Ingrid Deserves a Second Chance
Ingrid Lederhaas provided us with a link to her article posted in the Huffington Post, “As A White-Collar Criminal, All I Want Is A Second Chance”. She tells about how she ended up in prison, and how all she wants is a second chance:
Three years ago, I made a colossal mistake that changed my life forever. I stole merchandise from the company that employed me for over 20 years. The immense remorse I felt (and still feel) is indescribable. My actions not only affected me but my family and my loved ones.
The first thought when someone in your family is arrested, after your concerns for them of course, is whether anyone else knows. Unfortunately for Ingrid her crime was in the news and it affected her family.
My parents were ostracized, my husband lost his job, my brother stopped talking to me and many of my decades-old friends ceased contact altogether. The emotional and financial loss was devastating.
This is a common story that we hear about how people are treated because they have a family member in prison. Raising awareness is so important because as you can see here, the family members did not commit the crime; Ingrid did. She goes on to explain how horrible she felt for the pain she caused her family. This is where the prison family is so important, so they can work through the situation together, support each other, and maintain their humanity and their relationships.
The Spruce, Impact of a Prison Sentence on Marriage, talks about how difficult it is for marriages when one spouse is incarcerated. Dr. James Woodall, in his blog, “Ten reasons why keeping prisoners in touch with their families is so important“, lists key reasons to keep the prison family together:
Humanitarian reasons. A prison sentence means the loss of liberty, not the desolation of family ties.
Prisoner well-being. Visits are important markers for prisoners, often providing a much needed ‘boost’.
Visits from family and friends mitigates against prisoners becoming institutionalised.
Visiting helps family (children especially) to understand what prison is like for their loved one. Often it’s not as bad as they have been imagining and myths are often dispelled.
Prison visits make it more likely that the family remains intact this means that when the prisoner is released he/she is better able to integrate into society.
See previous point – better integration means lower likelihood of re-offending.
Visits allow prisoners, albeit temporarily, to maintain their role as husband/wife/father/mother/son/daughter. It is an important reminder that they are more than ‘a prisoner’.
Maintaining family ties through visits is a cost-effective way to reduce recidivism.
Visits keep families together and potentially prevents family-breakdown.
Visits and the maintenance of family ties can help prevent intergenerational offending.
So after Ingrid served her time she should be allowed to move on and live a productive life, however society does not always allow it. When Ingrid was released she found it difficult to find a job:

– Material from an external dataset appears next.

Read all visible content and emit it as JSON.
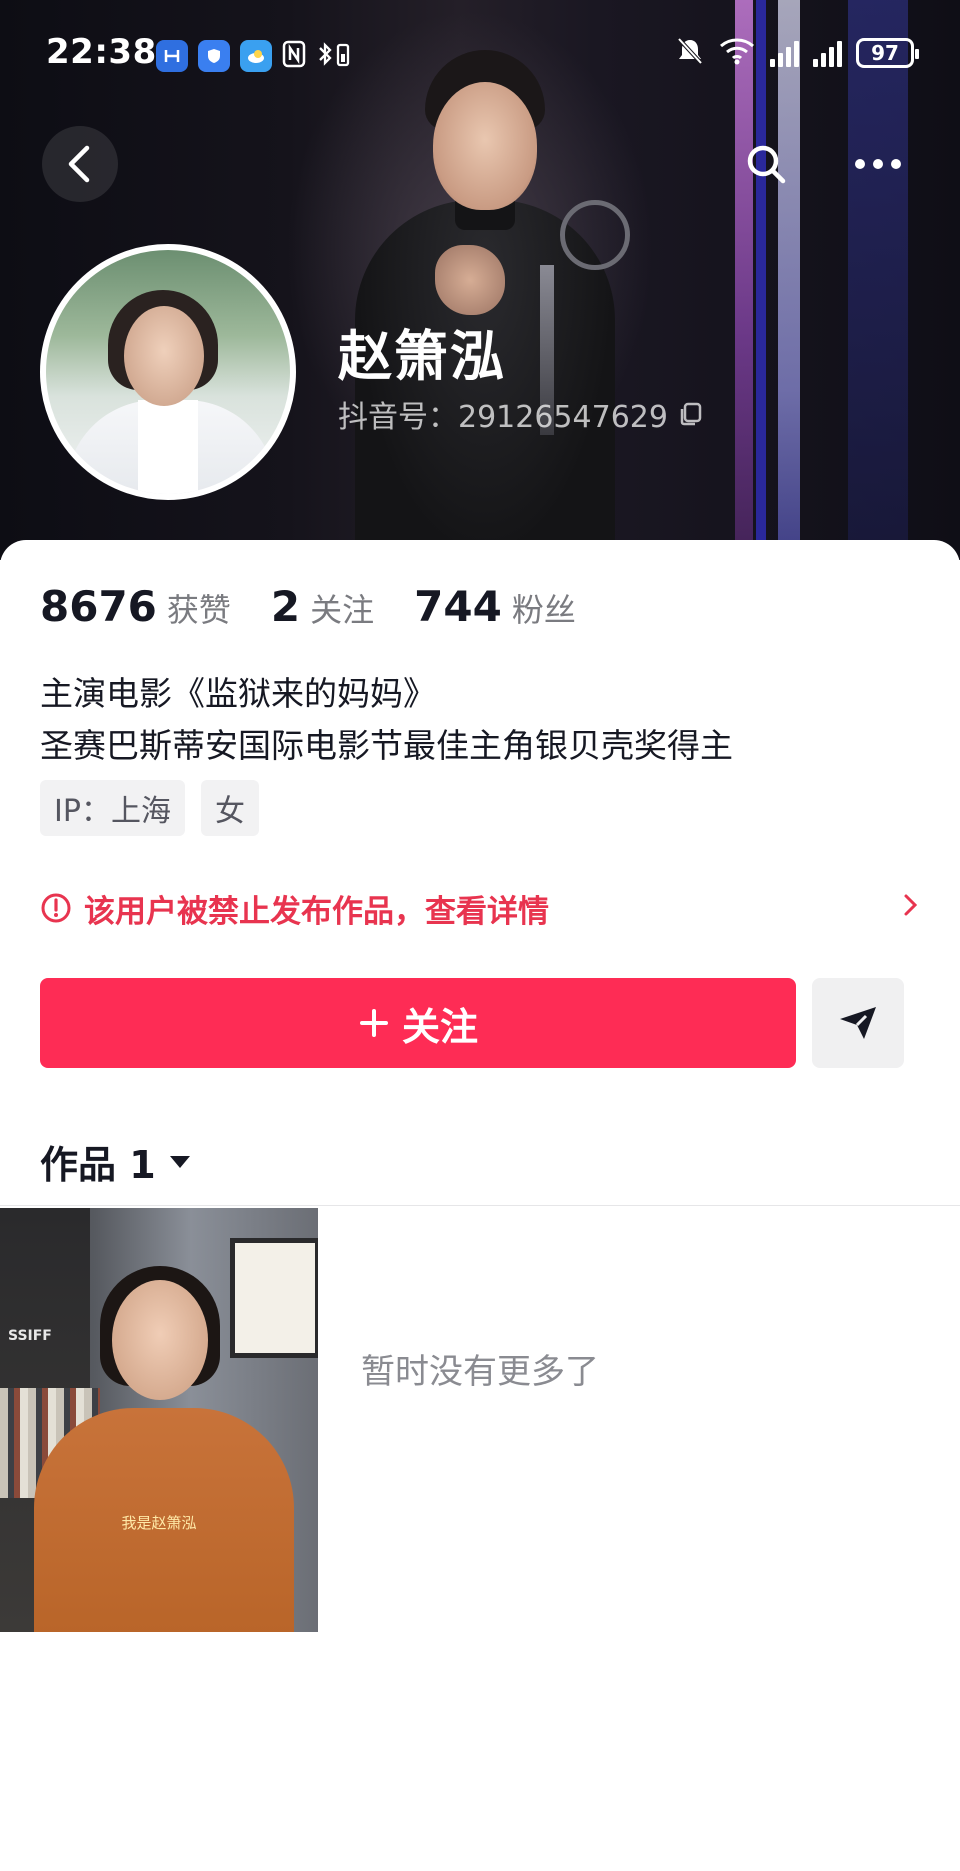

…What I found was that, once labeled a felon, my opportunities are extremely limited. After daily rejections from employers, for even the most menial jobs, I lost hope. The Scarlet F is permanent. It’s not something that can be erased or forgotten in our Google-verse. While “Banning the Box” is a nice gesture, in reality a simple search done by all HR recruiters will lead to an abbreviated interview process. Like many others, all I want is a second chance.
Marketplace published an article May 15, 2017: “How Much Does It Cost To Send Someone to Prison?”. The article states that it can cost an average of $31,000 per year, per inmate in the prison system. There is also an informative audio interview with, Charis Kubrin, a Professor of Criminology, that provides more detail about the costs of incarceration to society.
Incarceration is a burden to society and there are alternatives as Ingrid suggests:
I believe in an alternative to prison for first-time nonviolent offenders, allowing them to give back to their community while taking accountability for their crime. I think having these offenders work in multiple jobs to support themselves and repay their restitution, pay taxes, and assume caring for their children and/or parents would alleviate the burden and responsibilities, which are shifted to already struggling members of the offender’s family and possibly, our strained foster and welfare system. The burden incarceration puts on the taxpayer, government and families far outweighs the benefits that could be achieved by putting an offender to work in a supervised environment leveraging their talents. In my case, had I been able to work (in any capacity) and live at home to care for my ailing father, I would have been able to assist my mother before and after his passing instead of being incarcerated in a glorified daycare center. Perhaps we could employ first-time white-collar offenders to teach and tutor students or help rebuild a distressed community. I’m not saying someone convicted of tax fraud should be teaching taxation, but put their other talents to use to contribute to society as well as reinvent themselves for their next phase of life.
These article shed light on how prison affects the whole family and now that Ingrid is back with her family, we hope that she is given the second chance that she deserves.
For information on educational and employment opportunities for felons follow @thewcchandbook.
The original article can be found here: http://www.huffingtonpost.com/entry/as-a-white-collar-criminal-all-i-want-is-a-second-chance_us_58e19dd6e4b0ca889ba1a779?04q
Prison the Hidden Sentence thanks Ingrid for sharing her post and we support programs instead of prison for non-violent offenders.
Prison Policy Initiative, https://www.prisonpolicy.org/reports/pie2017.html provides updated information (2017) about mass incarceration.